**Task details**
Reproduce the records below exactly; no pictures.

**Given data**

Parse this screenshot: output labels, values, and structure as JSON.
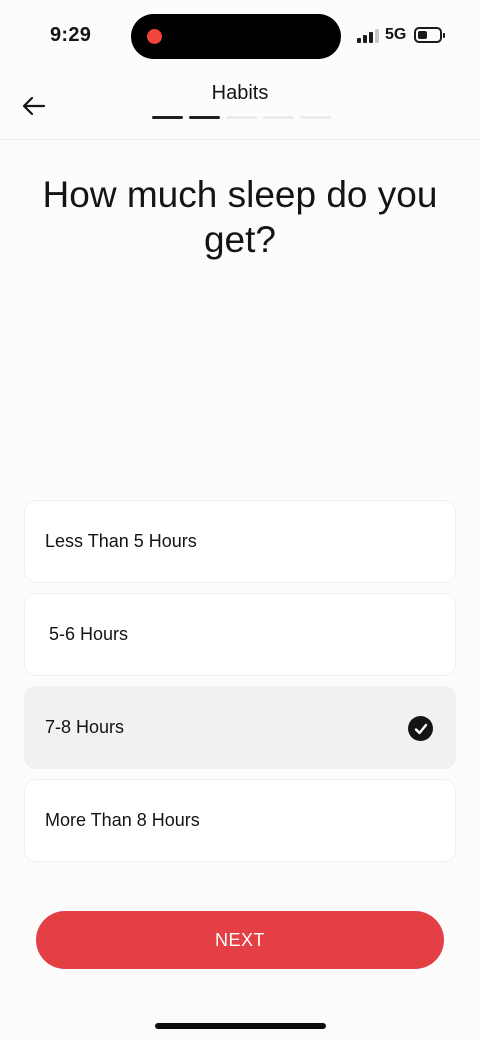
{
  "status_bar": {
    "time": "9:29",
    "network": "5G",
    "signal_bars_active": 3,
    "signal_bars_total": 4
  },
  "header": {
    "title": "Habits",
    "progress": {
      "completed_steps": 2,
      "total_steps": 5
    }
  },
  "question": "How much sleep do you get?",
  "options": [
    {
      "label": "Less Than 5 Hours",
      "selected": false
    },
    {
      "label": "5-6 Hours",
      "selected": false
    },
    {
      "label": "7-8 Hours",
      "selected": true
    },
    {
      "label": "More Than 8 Hours",
      "selected": false
    }
  ],
  "next_button": {
    "label": "NEXT"
  },
  "colors": {
    "accent": "#e43f45",
    "selected_option_bg": "#eff1f3",
    "recording_indicator": "#f0443c"
  },
  "icons": {
    "back": "arrow-left-icon",
    "check": "check-circle-icon",
    "signal": "signal-icon",
    "battery": "battery-icon"
  }
}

**Written reply**
Parse this screenshot: output labels, values, and structure as JSON.
{
  "status_bar": {
    "time": "9:29",
    "network": "5G",
    "signal_bars_active": 3,
    "signal_bars_total": 4
  },
  "header": {
    "title": "Habits",
    "progress": {
      "completed_steps": 2,
      "total_steps": 5
    }
  },
  "question": "How much sleep do you get?",
  "options": [
    {
      "label": "Less Than 5 Hours",
      "selected": false
    },
    {
      "label": "5-6 Hours",
      "selected": false
    },
    {
      "label": "7-8 Hours",
      "selected": true
    },
    {
      "label": "More Than 8 Hours",
      "selected": false
    }
  ],
  "next_button": {
    "label": "NEXT"
  },
  "colors": {
    "accent": "#e43f45",
    "selected_option_bg": "#eff1f3",
    "recording_indicator": "#f0443c"
  },
  "icons": {
    "back": "arrow-left-icon",
    "check": "check-circle-icon",
    "signal": "signal-icon",
    "battery": "battery-icon"
  }
}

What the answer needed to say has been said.